__Data about app and page elements__:
□ □ □ □ □ □ □
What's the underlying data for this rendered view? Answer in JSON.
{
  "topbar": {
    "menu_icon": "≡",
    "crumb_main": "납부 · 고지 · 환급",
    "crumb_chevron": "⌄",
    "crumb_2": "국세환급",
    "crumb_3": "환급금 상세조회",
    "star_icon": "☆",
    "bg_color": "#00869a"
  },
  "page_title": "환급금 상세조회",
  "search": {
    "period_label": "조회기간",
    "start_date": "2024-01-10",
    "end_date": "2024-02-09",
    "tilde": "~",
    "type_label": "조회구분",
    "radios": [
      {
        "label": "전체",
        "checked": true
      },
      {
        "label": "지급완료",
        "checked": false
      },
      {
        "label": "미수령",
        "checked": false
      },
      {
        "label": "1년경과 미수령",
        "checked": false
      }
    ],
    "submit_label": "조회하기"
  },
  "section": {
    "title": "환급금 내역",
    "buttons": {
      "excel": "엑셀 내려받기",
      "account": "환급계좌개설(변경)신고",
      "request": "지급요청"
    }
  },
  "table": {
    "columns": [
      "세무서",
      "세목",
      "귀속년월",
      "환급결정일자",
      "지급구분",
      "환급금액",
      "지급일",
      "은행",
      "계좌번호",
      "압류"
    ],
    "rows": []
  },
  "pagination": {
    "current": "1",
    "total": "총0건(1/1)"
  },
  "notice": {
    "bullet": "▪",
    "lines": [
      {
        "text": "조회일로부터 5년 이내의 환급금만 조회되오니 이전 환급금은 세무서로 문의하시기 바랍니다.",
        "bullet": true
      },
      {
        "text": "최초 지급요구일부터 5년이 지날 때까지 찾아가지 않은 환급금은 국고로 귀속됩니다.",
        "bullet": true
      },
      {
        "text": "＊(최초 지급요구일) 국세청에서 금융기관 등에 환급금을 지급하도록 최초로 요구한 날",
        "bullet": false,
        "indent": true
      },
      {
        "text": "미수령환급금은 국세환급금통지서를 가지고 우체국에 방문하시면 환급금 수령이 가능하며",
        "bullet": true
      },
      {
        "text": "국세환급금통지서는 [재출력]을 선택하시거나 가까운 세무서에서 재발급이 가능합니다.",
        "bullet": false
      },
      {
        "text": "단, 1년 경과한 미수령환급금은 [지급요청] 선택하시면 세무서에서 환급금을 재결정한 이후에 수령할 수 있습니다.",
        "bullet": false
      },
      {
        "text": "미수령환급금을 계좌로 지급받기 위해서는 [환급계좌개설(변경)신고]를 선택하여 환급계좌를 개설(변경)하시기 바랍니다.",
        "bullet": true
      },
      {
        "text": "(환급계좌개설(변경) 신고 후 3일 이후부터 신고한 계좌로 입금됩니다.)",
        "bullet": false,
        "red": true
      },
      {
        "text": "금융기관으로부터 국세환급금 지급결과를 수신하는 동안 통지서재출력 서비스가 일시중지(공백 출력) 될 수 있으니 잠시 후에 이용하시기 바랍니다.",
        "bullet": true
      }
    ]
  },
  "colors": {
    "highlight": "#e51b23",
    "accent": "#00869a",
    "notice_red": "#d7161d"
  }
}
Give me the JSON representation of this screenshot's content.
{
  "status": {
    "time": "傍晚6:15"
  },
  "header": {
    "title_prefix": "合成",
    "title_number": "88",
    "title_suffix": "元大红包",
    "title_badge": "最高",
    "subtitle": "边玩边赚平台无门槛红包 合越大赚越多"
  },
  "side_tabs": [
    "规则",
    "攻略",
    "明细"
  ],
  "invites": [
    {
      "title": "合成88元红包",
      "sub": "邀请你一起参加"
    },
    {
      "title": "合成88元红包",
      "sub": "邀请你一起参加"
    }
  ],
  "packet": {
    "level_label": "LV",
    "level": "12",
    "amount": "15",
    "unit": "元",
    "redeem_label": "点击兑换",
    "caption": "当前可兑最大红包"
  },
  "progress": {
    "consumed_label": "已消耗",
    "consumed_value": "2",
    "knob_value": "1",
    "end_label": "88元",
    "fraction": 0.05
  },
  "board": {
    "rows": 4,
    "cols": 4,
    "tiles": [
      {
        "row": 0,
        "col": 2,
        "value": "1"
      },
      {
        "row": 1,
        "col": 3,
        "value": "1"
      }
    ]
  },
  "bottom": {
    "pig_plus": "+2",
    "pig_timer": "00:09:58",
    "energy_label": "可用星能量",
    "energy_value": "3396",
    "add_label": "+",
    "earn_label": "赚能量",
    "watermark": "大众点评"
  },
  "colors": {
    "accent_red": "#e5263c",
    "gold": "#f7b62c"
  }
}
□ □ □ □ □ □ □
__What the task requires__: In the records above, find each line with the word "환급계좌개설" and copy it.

__Response to the task__:
      "account": "환급계좌개설(변경)신고",
        "text": "미수령환급금을 계좌로 지급받기 위해서는 [환급계좌개설(변경)신고]를 선택하여 환급계좌를 개설(변경)하시기 바랍니다.",
        "text": "(환급계좌개설(변경) 신고 후 3일 이후부터 신고한 계좌로 입금됩니다.)",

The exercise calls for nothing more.